▶ _Element data from apps and pages_
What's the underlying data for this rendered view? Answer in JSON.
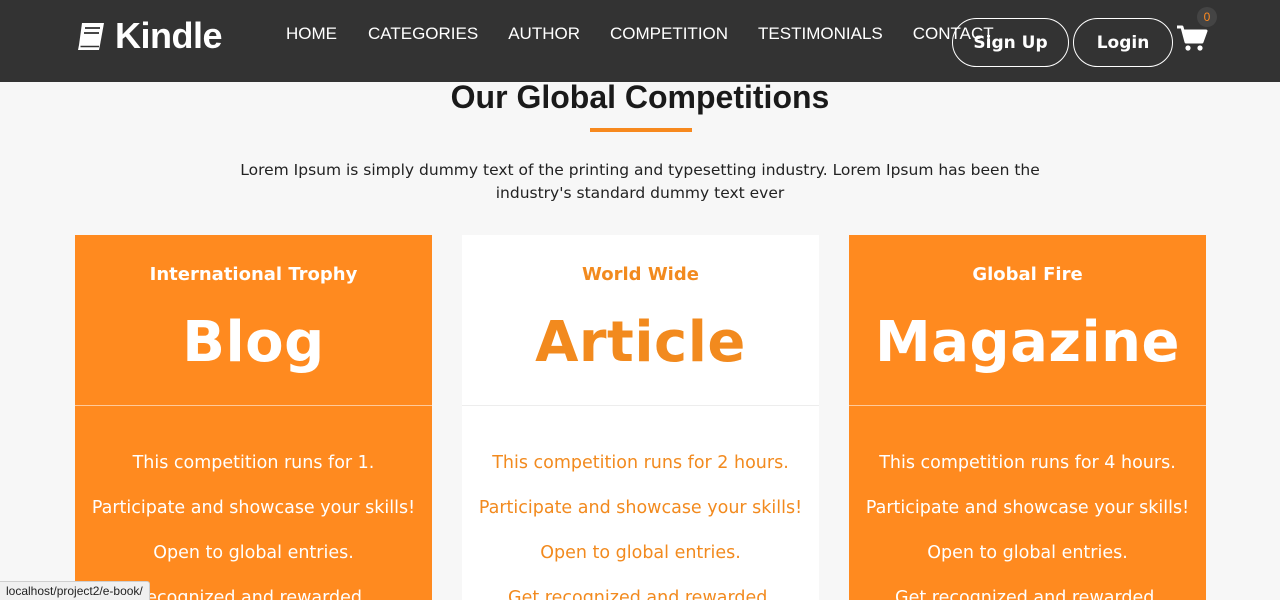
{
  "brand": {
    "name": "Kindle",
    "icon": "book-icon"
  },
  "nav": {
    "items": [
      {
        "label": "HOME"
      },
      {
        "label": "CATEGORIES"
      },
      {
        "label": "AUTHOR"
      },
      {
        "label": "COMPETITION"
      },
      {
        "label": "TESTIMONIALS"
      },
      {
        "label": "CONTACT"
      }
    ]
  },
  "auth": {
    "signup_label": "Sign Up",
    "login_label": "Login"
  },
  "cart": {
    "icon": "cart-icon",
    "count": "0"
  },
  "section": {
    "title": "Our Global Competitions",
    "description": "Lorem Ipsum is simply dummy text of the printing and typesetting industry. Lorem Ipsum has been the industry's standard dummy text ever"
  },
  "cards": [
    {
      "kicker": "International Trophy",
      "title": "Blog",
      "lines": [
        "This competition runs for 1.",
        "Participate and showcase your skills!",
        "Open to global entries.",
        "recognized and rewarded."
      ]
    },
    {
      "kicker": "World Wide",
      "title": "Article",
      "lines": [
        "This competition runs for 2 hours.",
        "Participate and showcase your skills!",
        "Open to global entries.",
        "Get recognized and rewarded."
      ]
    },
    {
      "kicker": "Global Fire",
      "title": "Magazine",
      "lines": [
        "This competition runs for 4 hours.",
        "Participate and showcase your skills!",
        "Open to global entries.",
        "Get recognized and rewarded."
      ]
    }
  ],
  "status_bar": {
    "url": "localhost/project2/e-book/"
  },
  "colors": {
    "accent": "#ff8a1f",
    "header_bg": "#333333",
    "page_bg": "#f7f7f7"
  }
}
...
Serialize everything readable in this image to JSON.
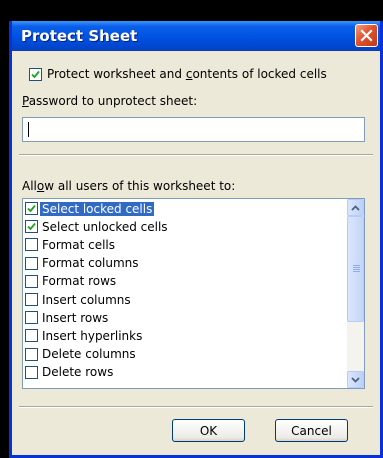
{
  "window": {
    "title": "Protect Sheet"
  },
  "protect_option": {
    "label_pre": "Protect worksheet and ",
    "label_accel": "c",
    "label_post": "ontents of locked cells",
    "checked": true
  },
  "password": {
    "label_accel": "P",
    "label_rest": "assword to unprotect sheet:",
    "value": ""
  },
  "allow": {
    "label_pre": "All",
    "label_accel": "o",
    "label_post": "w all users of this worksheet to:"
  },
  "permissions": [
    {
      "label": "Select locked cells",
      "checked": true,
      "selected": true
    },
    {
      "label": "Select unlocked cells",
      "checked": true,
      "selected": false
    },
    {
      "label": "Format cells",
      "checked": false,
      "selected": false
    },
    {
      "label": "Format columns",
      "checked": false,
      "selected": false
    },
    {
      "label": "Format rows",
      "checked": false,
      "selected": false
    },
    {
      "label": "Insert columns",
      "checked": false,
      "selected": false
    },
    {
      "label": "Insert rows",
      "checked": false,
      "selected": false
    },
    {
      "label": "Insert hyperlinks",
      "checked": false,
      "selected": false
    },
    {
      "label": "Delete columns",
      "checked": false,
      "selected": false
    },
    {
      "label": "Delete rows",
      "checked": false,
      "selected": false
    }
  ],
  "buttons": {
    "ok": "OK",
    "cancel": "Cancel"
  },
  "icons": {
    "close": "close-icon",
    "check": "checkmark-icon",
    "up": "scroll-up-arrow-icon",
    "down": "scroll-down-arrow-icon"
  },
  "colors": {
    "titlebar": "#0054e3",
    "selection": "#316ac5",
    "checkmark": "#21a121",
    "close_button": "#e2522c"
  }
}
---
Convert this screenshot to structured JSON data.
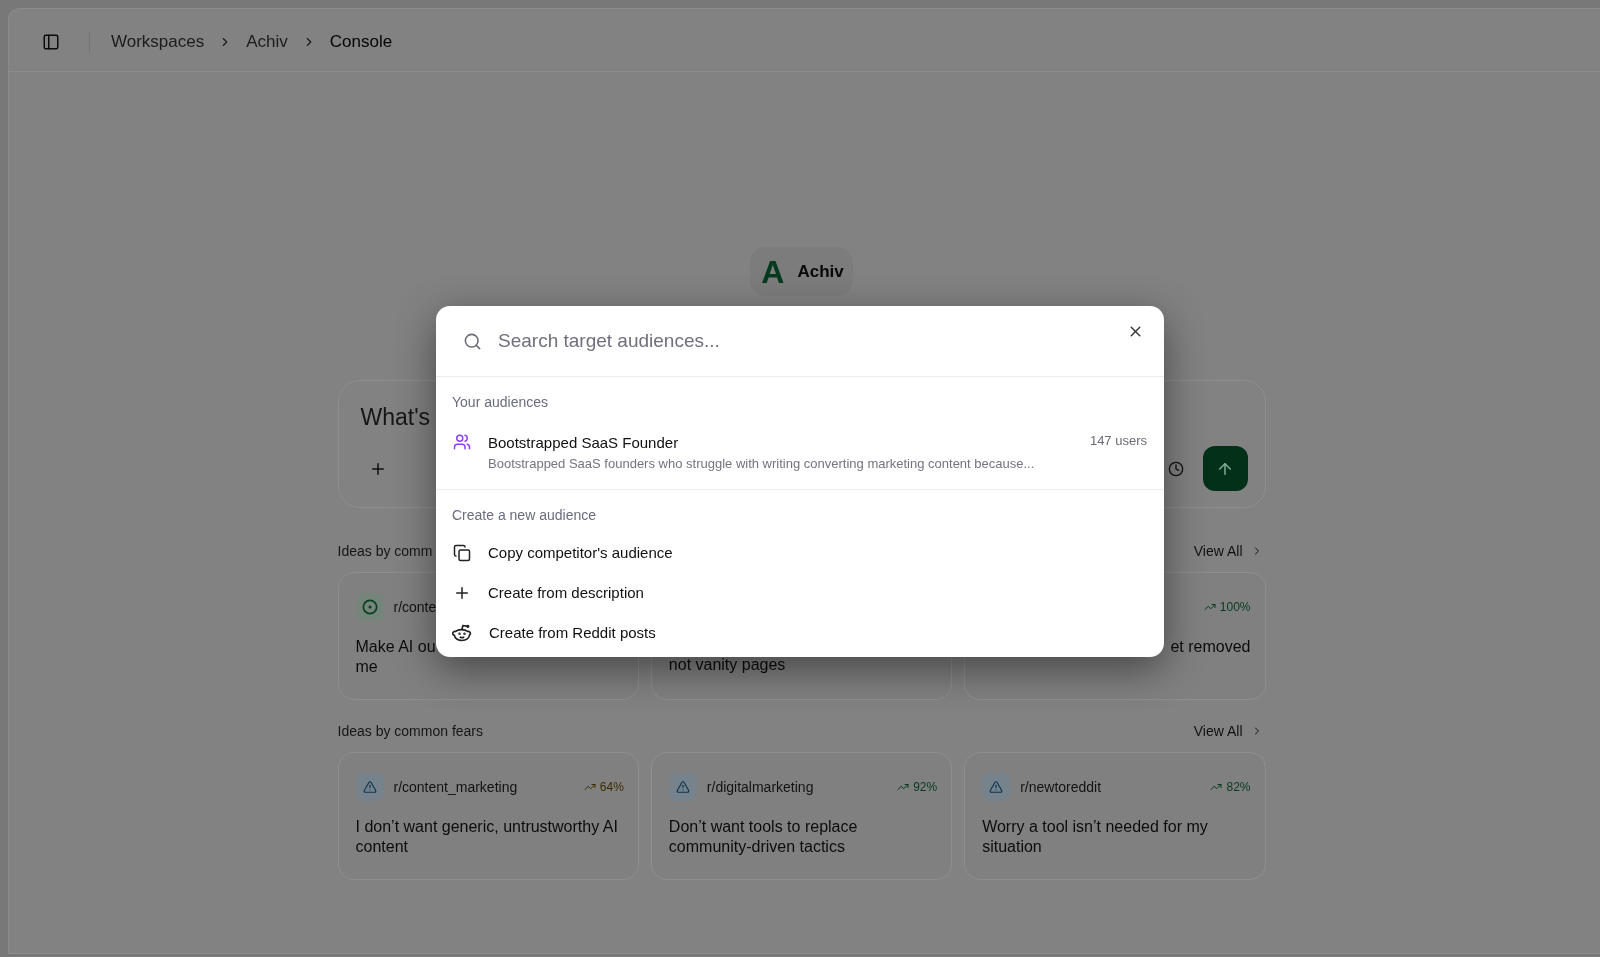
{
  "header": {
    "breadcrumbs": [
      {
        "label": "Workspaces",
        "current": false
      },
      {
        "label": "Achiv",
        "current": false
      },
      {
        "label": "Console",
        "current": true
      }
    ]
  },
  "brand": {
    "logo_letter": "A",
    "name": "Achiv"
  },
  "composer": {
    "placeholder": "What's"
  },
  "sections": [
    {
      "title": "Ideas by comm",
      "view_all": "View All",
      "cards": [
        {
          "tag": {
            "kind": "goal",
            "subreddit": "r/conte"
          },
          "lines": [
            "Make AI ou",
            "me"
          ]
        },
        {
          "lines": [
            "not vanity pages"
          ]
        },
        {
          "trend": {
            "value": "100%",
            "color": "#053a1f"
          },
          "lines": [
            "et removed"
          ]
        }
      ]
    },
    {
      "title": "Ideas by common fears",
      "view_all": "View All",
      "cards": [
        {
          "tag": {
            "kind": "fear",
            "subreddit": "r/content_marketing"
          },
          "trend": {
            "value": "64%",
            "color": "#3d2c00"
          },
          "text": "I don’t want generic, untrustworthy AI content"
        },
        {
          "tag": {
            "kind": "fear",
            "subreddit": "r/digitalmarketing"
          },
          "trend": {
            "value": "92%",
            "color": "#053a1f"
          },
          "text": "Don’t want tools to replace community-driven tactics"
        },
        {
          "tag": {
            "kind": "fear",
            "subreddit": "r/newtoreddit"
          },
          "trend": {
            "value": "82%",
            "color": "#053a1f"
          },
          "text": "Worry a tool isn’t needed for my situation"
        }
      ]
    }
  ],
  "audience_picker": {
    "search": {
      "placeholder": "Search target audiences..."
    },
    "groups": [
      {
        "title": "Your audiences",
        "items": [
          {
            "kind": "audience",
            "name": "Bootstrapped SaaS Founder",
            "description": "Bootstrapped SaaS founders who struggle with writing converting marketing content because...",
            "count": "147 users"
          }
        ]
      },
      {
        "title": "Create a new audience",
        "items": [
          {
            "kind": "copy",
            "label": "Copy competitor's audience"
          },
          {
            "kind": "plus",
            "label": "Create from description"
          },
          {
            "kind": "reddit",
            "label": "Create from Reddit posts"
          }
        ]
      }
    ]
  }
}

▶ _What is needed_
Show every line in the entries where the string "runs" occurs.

▶ _The completed task_
        "This competition runs for 1.",
        "This competition runs for 2 hours.",
        "This competition runs for 4 hours.",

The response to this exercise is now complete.